- Field of view area of the near field for progressives is about 30% of the lens area (or less). You have to move your neck a lot to see the whole screen, specially in dual monitors configurations.
Wore regular bifocals for years. One time, I tried progressives and gave up. Had to turn my head too much. I guess the tracks are wider now.
5 years ago, I had cataract surgery, left eye set for close, right eye for distance. I very rarely wear glasses. I do have a pair I wear for driving, corrects my left eye for distance. I have a pair of readers that corrects the right eye, only wear them if I am going to do a lot of reading. Works great.
One time, way back, Optometrist wanted to sell me contacts like that, told her she was nuts. Should have listened.

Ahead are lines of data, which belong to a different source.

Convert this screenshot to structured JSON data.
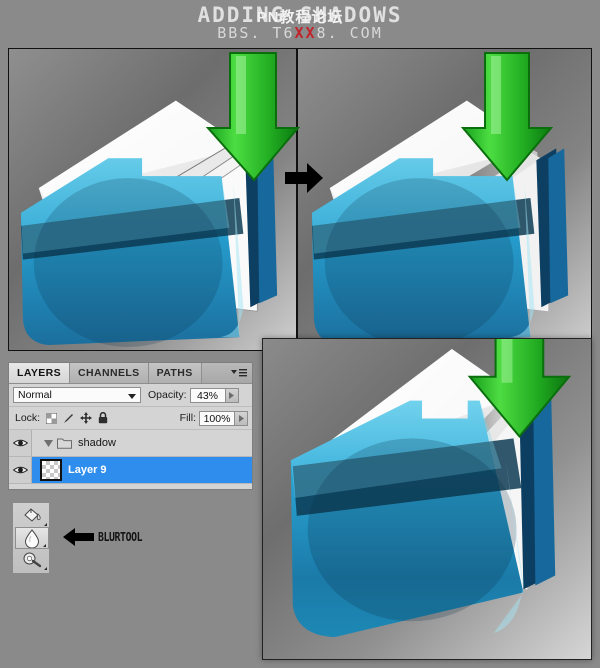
{
  "header": {
    "title": "ADDING SHADOWS",
    "title_overlay_cn": "PN教程论坛",
    "watermark_prefix": "BBS. T6",
    "watermark_highlight": "XX",
    "watermark_suffix": "8. COM"
  },
  "panels": {
    "before": {
      "name": "before-preview",
      "alt": "folder icon without shadow"
    },
    "after": {
      "name": "after-preview",
      "alt": "folder icon with shadow"
    },
    "result": {
      "name": "result-preview",
      "alt": "final folder icon large"
    },
    "step_arrow": "arrow-right"
  },
  "layers_panel": {
    "tabs": [
      {
        "label": "LAYERS",
        "active": true
      },
      {
        "label": "CHANNELS",
        "active": false
      },
      {
        "label": "PATHS",
        "active": false
      }
    ],
    "menu_icon": "panel-menu-icon",
    "blend_mode": "Normal",
    "blend_caret": "chevron-down-icon",
    "opacity_label": "Opacity:",
    "opacity_value": "43%",
    "lock_label": "Lock:",
    "lock_icons": [
      "transparency-lock-icon",
      "paint-lock-icon",
      "position-lock-icon",
      "all-lock-icon"
    ],
    "fill_label": "Fill:",
    "fill_value": "100%",
    "layers": [
      {
        "name": "shadow",
        "type": "group",
        "visible": true,
        "selected": false,
        "expanded": true,
        "icons": [
          "eye-icon",
          "disclosure-triangle-icon",
          "folder-icon"
        ]
      },
      {
        "name": "Layer 9",
        "type": "layer",
        "visible": true,
        "selected": true,
        "icons": [
          "eye-icon",
          "layer-thumbnail"
        ]
      }
    ]
  },
  "toolbox": {
    "tools": [
      {
        "name": "paint-bucket-tool",
        "active": false
      },
      {
        "name": "blur-tool",
        "active": true
      },
      {
        "name": "dodge-tool",
        "active": false
      }
    ],
    "callout_arrow": "arrow-left",
    "callout_label": "BLURTOOL"
  },
  "colors": {
    "page_background": "#8a8a8a",
    "panel_border": "#111111",
    "folder_cyan": "#2fa9d8",
    "folder_light_cyan": "#7fd4ea",
    "folder_dark_band": "#0d3a52",
    "folder_deep_blue": "#0f4f77",
    "arrow_green": "#2bbf26",
    "arrow_green_dark": "#0e8413",
    "paper_white": "#f1f1f1",
    "selection_blue": "#2f8ded",
    "watermark_red": "#c3232b"
  }
}
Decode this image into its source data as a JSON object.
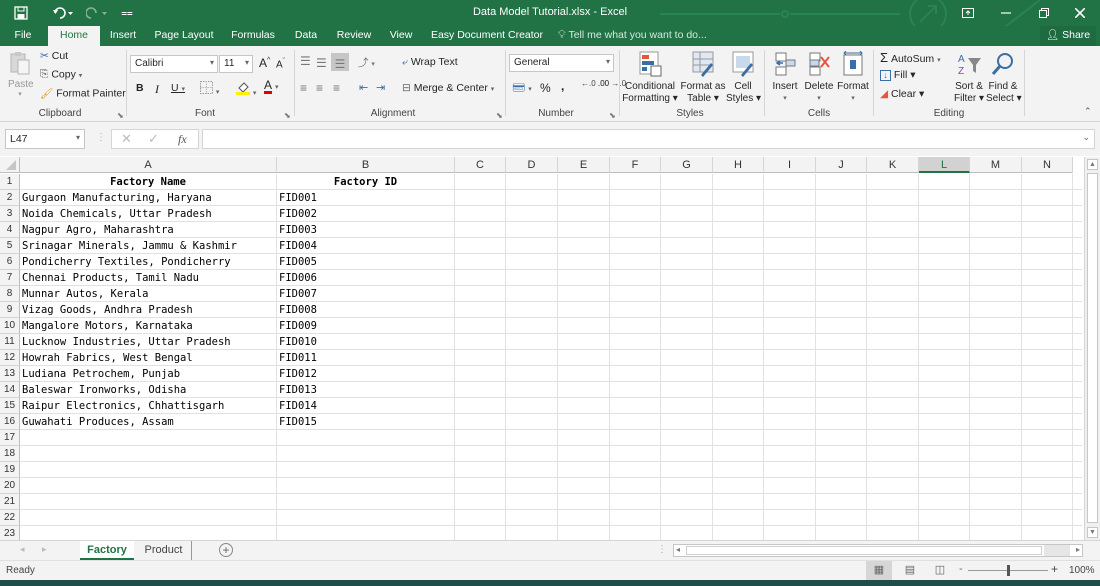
{
  "title_bar": {
    "title": "Data Model Tutorial.xlsx - Excel",
    "qat": [
      {
        "icon": "save-icon",
        "glyph": "🖫"
      },
      {
        "icon": "undo-icon",
        "glyph": "↶▾"
      },
      {
        "icon": "redo-icon",
        "glyph": "↷▾"
      },
      {
        "icon": "customize-qat-icon",
        "glyph": "="
      }
    ],
    "window_buttons": [
      {
        "icon": "ribbon-display-options-icon",
        "glyph": "⊡"
      },
      {
        "icon": "minimize-icon",
        "glyph": "—"
      },
      {
        "icon": "restore-icon",
        "glyph": "❐"
      },
      {
        "icon": "close-icon",
        "glyph": "✕"
      }
    ]
  },
  "ribbon_tabs": [
    "File",
    "Home",
    "Insert",
    "Page Layout",
    "Formulas",
    "Data",
    "Review",
    "View",
    "Easy Document Creator"
  ],
  "active_tab": "Home",
  "tell_me": "Tell me what you want to do...",
  "share_label": "Share",
  "ribbon": {
    "clipboard": {
      "label": "Clipboard",
      "paste": "Paste",
      "cut": "Cut",
      "copy": "Copy",
      "format_painter": "Format Painter"
    },
    "font": {
      "label": "Font",
      "font_name": "Calibri",
      "font_size": "11",
      "grow": "A",
      "shrink": "A",
      "bold": "B",
      "italic": "I",
      "underline": "U",
      "font_color_glyph": "A"
    },
    "alignment": {
      "label": "Alignment",
      "wrap_text": "Wrap Text",
      "merge_center": "Merge & Center"
    },
    "number": {
      "label": "Number",
      "format": "General",
      "percent": "%",
      "comma": ",",
      "inc_decimal": "←.0 .00",
      "dec_decimal": ".00 →.0"
    },
    "styles": {
      "label": "Styles",
      "conditional_formatting": [
        "Conditional",
        "Formatting ▾"
      ],
      "format_as_table": [
        "Format as",
        "Table ▾"
      ],
      "cell_styles": [
        "Cell",
        "Styles ▾"
      ]
    },
    "cells": {
      "label": "Cells",
      "insert": "Insert",
      "delete": "Delete",
      "format": "Format"
    },
    "editing": {
      "label": "Editing",
      "autosum": "AutoSum",
      "fill": "Fill ▾",
      "clear": "Clear ▾",
      "sort_filter": [
        "Sort &",
        "Filter ▾"
      ],
      "find_select": [
        "Find &",
        "Select ▾"
      ]
    }
  },
  "formula_bar": {
    "name_box": "L47",
    "fx": "fx",
    "formula": ""
  },
  "columns": [
    "A",
    "B",
    "C",
    "D",
    "E",
    "F",
    "G",
    "H",
    "I",
    "J",
    "K",
    "L",
    "M",
    "N"
  ],
  "selected_column": "L",
  "rows": [
    "1",
    "2",
    "3",
    "4",
    "5",
    "6",
    "7",
    "8",
    "9",
    "10",
    "11",
    "12",
    "13",
    "14",
    "15",
    "16",
    "17",
    "18",
    "19",
    "20",
    "21",
    "22",
    "23"
  ],
  "table": {
    "headers": [
      "Factory Name",
      "Factory ID"
    ],
    "rows": [
      [
        "Gurgaon Manufacturing, Haryana",
        "FID001"
      ],
      [
        "Noida Chemicals, Uttar Pradesh",
        "FID002"
      ],
      [
        "Nagpur Agro, Maharashtra",
        "FID003"
      ],
      [
        "Srinagar Minerals, Jammu & Kashmir",
        "FID004"
      ],
      [
        "Pondicherry Textiles, Pondicherry",
        "FID005"
      ],
      [
        "Chennai Products, Tamil Nadu",
        "FID006"
      ],
      [
        "Munnar Autos, Kerala",
        "FID007"
      ],
      [
        "Vizag Goods, Andhra Pradesh",
        "FID008"
      ],
      [
        "Mangalore Motors, Karnataka",
        "FID009"
      ],
      [
        "Lucknow Industries, Uttar Pradesh",
        "FID010"
      ],
      [
        "Howrah Fabrics, West Bengal",
        "FID011"
      ],
      [
        "Ludiana Petrochem, Punjab",
        "FID012"
      ],
      [
        "Baleswar Ironworks, Odisha",
        "FID013"
      ],
      [
        "Raipur Electronics, Chhattisgarh",
        "FID014"
      ],
      [
        "Guwahati Produces, Assam",
        "FID015"
      ]
    ]
  },
  "sheet_tabs": [
    "Factory",
    "Product"
  ],
  "active_sheet": "Factory",
  "status": {
    "text": "Ready",
    "zoom": "100%",
    "zoom_minus": "-",
    "zoom_plus": "+"
  },
  "colors": {
    "accent": "#217346",
    "ribbon_bg": "#f3f3f3"
  }
}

If you can keep your head while those about you are losing theirs, perhaps you don't understand the situation.
I had them for many years and still have a scratched pair for backup, but I always have a dedicated pair of single lenses for computer work, we spend so many hours sitting in front of the dammed things it is worth it.
I recently started getting the $15 fixed lenses from the chemist/drug store (for the yanks) for reading as I find I no longer need glasses except for reading and computer work. Instead of spending $500+ on progressive glasses I spend $60 on 4 pairs and leave them where I need them.
Never underestimate the power of human stupidity -
I'm old. I know stuff - JSOP